■ Aim of the task
Give back every record word for word, but keep the pictures out.

[Items from a data source]
- Opening Delimiter -
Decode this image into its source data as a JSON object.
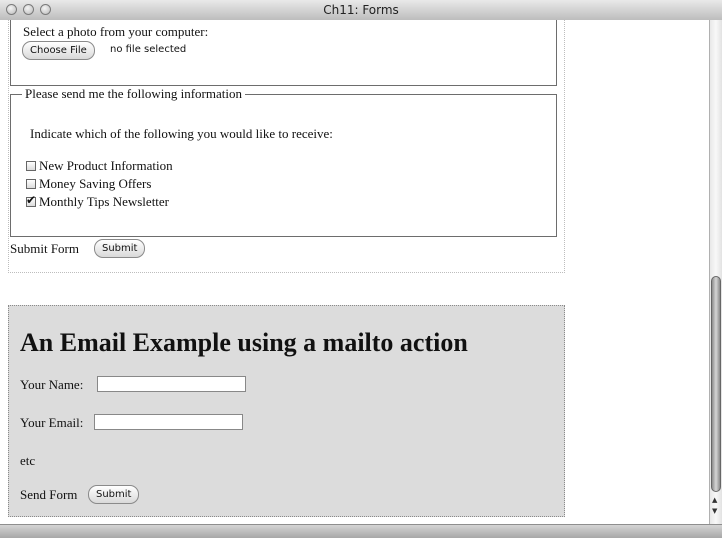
{
  "window": {
    "title": "Ch11: Forms"
  },
  "upload": {
    "label": "Select a photo from your computer:",
    "button_label": "Choose File",
    "status": "no file selected"
  },
  "info": {
    "legend": "Please send me the following information",
    "prompt": "Indicate which of the following you would like to receive:",
    "options": [
      {
        "label": "New Product Information",
        "checked": false
      },
      {
        "label": "Money Saving Offers",
        "checked": false
      },
      {
        "label": "Monthly Tips Newsletter",
        "checked": true
      }
    ]
  },
  "submit": {
    "label": "Submit Form",
    "button_label": "Submit"
  },
  "mailto": {
    "heading": "An Email Example using a mailto action",
    "name_label": "Your Name:",
    "name_value": "",
    "email_label": "Your Email:",
    "email_value": "",
    "etc": "etc",
    "send_label": "Send Form",
    "send_button_label": "Submit"
  },
  "colors": {
    "mailto_bg": "#dcdcdc"
  }
}
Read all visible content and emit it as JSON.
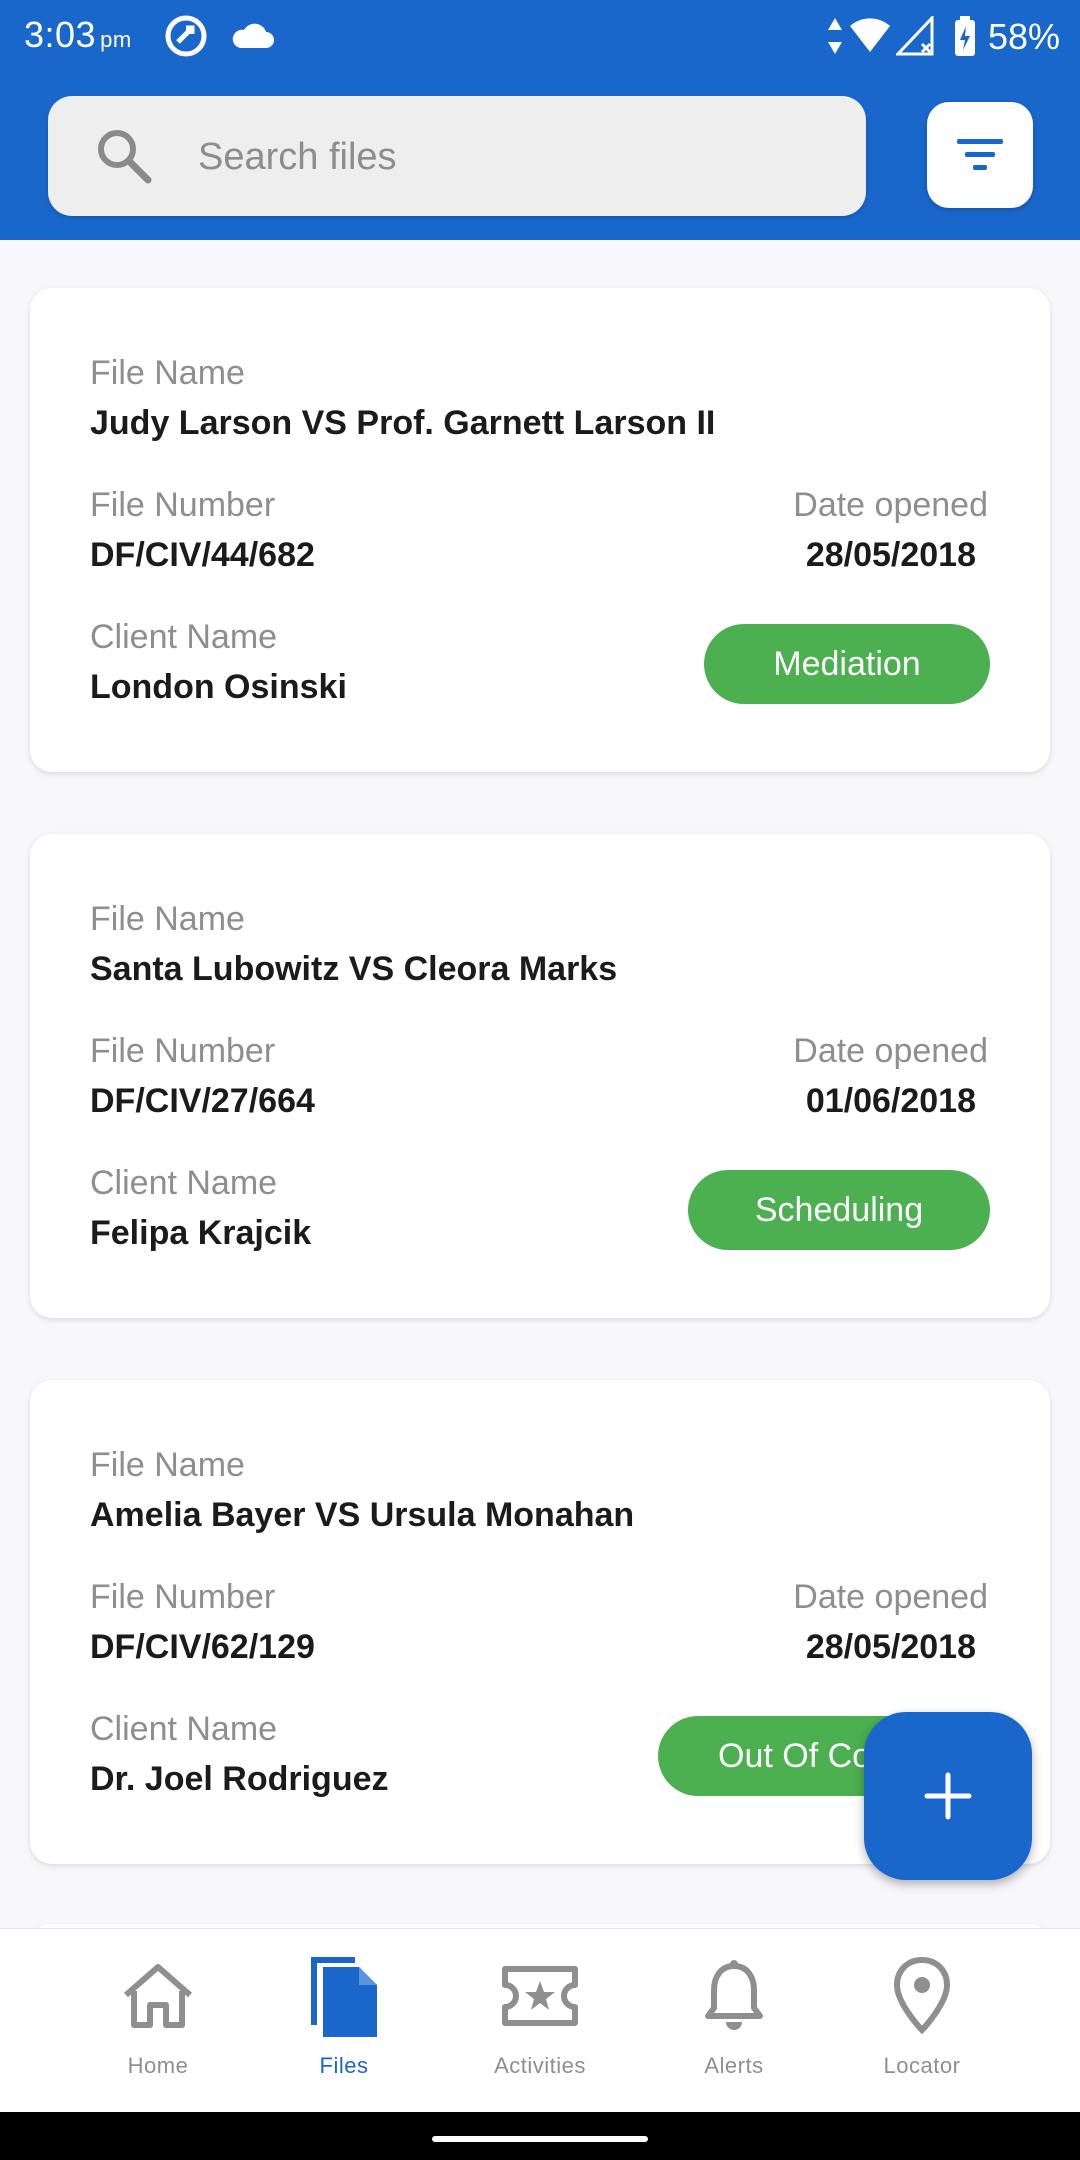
{
  "status_bar": {
    "time": "3:03",
    "ampm": "pm",
    "battery": "58%"
  },
  "search": {
    "placeholder": "Search files"
  },
  "labels": {
    "file_name": "File Name",
    "file_number": "File Number",
    "date_opened": "Date opened",
    "client_name": "Client Name"
  },
  "files": [
    {
      "name": "Judy Larson VS Prof. Garnett Larson II",
      "number": "DF/CIV/44/682",
      "date": "28/05/2018",
      "client": "London Osinski",
      "status": "Mediation"
    },
    {
      "name": "Santa Lubowitz VS Cleora Marks",
      "number": "DF/CIV/27/664",
      "date": "01/06/2018",
      "client": "Felipa Krajcik",
      "status": "Scheduling"
    },
    {
      "name": "Amelia Bayer VS Ursula Monahan",
      "number": "DF/CIV/62/129",
      "date": "28/05/2018",
      "client": "Dr. Joel Rodriguez",
      "status": "Out Of Co"
    }
  ],
  "fab": {
    "icon": "plus-icon"
  },
  "nav": {
    "items": [
      {
        "label": "Home",
        "icon": "home-icon"
      },
      {
        "label": "Files",
        "icon": "file-icon",
        "active": true
      },
      {
        "label": "Activities",
        "icon": "ticket-icon"
      },
      {
        "label": "Alerts",
        "icon": "bell-icon"
      },
      {
        "label": "Locator",
        "icon": "location-pin-icon"
      }
    ]
  },
  "colors": {
    "primary": "#1a67cc",
    "status_green": "#4caf50",
    "background": "#f8f7fc"
  }
}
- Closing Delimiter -
■ Answer for this exercise
Decode this image into its source data as a JSON object.
{
  "window": {
    "title": "Ch11: Forms"
  },
  "upload": {
    "label": "Select a photo from your computer:",
    "button_label": "Choose File",
    "status": "no file selected"
  },
  "info": {
    "legend": "Please send me the following information",
    "prompt": "Indicate which of the following you would like to receive:",
    "options": [
      {
        "label": "New Product Information",
        "checked": false
      },
      {
        "label": "Money Saving Offers",
        "checked": false
      },
      {
        "label": "Monthly Tips Newsletter",
        "checked": true
      }
    ]
  },
  "submit": {
    "label": "Submit Form",
    "button_label": "Submit"
  },
  "mailto": {
    "heading": "An Email Example using a mailto action",
    "name_label": "Your Name:",
    "name_value": "",
    "email_label": "Your Email:",
    "email_value": "",
    "etc": "etc",
    "send_label": "Send Form",
    "send_button_label": "Submit"
  },
  "colors": {
    "mailto_bg": "#dcdcdc"
  }
}
Read all visible content and emit it as JSON.
{
  "status_bar": {
    "time": "3:03",
    "ampm": "pm",
    "battery": "58%"
  },
  "search": {
    "placeholder": "Search files"
  },
  "labels": {
    "file_name": "File Name",
    "file_number": "File Number",
    "date_opened": "Date opened",
    "client_name": "Client Name"
  },
  "files": [
    {
      "name": "Judy Larson VS Prof. Garnett Larson II",
      "number": "DF/CIV/44/682",
      "date": "28/05/2018",
      "client": "London Osinski",
      "status": "Mediation"
    },
    {
      "name": "Santa Lubowitz VS Cleora Marks",
      "number": "DF/CIV/27/664",
      "date": "01/06/2018",
      "client": "Felipa Krajcik",
      "status": "Scheduling"
    },
    {
      "name": "Amelia Bayer VS Ursula Monahan",
      "number": "DF/CIV/62/129",
      "date": "28/05/2018",
      "client": "Dr. Joel Rodriguez",
      "status": "Out Of Co"
    }
  ],
  "fab": {
    "icon": "plus-icon"
  },
  "nav": {
    "items": [
      {
        "label": "Home",
        "icon": "home-icon"
      },
      {
        "label": "Files",
        "icon": "file-icon",
        "active": true
      },
      {
        "label": "Activities",
        "icon": "ticket-icon"
      },
      {
        "label": "Alerts",
        "icon": "bell-icon"
      },
      {
        "label": "Locator",
        "icon": "location-pin-icon"
      }
    ]
  },
  "colors": {
    "primary": "#1a67cc",
    "status_green": "#4caf50",
    "background": "#f8f7fc"
  }
}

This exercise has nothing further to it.